## ASSIGNMENT
Scan the listing and copy each line where the word "data" is present.
── RECORD SET ──
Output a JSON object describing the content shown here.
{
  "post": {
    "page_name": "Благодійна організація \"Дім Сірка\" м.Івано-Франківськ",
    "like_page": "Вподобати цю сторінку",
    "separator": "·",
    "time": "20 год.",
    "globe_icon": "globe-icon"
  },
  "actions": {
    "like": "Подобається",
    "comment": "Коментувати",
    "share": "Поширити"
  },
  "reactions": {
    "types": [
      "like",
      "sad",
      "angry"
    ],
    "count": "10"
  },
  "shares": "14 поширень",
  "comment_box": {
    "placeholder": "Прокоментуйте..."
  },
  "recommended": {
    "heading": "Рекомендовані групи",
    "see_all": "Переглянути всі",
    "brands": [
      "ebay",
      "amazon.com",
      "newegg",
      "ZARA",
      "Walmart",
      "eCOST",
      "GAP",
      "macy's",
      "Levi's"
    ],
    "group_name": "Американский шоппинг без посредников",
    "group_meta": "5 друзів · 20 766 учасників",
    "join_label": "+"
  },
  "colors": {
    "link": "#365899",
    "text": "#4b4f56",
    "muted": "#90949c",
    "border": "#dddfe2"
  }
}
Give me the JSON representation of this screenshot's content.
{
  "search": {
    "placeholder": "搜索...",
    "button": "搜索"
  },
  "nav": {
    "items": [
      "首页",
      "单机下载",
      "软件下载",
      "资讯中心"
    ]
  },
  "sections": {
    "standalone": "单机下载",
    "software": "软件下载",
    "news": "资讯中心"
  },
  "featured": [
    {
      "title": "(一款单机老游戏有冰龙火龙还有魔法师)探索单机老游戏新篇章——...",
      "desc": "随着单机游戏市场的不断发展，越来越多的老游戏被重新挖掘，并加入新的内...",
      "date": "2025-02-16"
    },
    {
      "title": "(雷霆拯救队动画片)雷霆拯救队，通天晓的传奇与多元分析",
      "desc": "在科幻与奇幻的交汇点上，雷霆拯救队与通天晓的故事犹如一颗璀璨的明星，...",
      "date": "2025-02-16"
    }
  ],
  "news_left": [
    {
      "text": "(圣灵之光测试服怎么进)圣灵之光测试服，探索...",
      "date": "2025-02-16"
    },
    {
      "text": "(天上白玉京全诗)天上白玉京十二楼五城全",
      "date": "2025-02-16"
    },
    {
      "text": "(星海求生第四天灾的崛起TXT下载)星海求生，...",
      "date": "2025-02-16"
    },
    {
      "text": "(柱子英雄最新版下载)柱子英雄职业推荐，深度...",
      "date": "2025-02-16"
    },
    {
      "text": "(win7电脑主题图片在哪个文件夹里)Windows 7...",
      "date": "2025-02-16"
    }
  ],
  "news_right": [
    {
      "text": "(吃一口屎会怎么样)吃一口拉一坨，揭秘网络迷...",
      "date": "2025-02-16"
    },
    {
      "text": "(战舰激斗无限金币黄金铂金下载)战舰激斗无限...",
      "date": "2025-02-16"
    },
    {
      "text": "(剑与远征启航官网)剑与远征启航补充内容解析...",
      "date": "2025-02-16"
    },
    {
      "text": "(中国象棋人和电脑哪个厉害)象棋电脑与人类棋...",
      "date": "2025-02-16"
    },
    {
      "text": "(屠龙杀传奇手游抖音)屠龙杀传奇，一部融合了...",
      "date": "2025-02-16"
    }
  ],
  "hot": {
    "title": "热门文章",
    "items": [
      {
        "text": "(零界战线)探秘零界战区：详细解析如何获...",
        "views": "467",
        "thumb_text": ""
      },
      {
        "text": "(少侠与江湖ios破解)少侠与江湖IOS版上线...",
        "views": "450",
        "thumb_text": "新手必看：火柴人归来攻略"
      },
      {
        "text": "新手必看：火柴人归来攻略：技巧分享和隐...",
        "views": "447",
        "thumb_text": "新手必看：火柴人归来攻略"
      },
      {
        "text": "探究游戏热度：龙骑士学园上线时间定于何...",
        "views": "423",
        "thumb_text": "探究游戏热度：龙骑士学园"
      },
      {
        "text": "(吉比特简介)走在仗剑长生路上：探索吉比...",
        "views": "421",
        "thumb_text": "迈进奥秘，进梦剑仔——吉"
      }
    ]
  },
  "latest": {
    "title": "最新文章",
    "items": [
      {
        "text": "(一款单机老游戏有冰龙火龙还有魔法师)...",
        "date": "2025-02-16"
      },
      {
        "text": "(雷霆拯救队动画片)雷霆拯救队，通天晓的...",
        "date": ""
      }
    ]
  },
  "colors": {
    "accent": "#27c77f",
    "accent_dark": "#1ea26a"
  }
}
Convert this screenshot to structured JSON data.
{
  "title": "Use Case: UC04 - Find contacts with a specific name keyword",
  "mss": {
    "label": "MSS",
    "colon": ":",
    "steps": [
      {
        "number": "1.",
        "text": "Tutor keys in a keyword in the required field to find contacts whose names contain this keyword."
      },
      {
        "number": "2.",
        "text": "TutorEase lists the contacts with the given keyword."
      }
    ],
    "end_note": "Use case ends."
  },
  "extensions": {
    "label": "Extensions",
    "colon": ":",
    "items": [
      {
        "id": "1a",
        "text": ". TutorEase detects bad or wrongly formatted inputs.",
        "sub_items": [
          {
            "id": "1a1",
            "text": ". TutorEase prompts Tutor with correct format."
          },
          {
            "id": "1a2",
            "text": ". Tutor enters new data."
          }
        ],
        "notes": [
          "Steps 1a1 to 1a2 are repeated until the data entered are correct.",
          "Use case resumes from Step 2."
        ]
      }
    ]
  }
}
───
## ANSWER SPACE
Convert this screenshot to structured JSON data.
            "text": ". Tutor enters new data."
          "Steps 1a1 to 1a2 are repeated until the data entered are correct.",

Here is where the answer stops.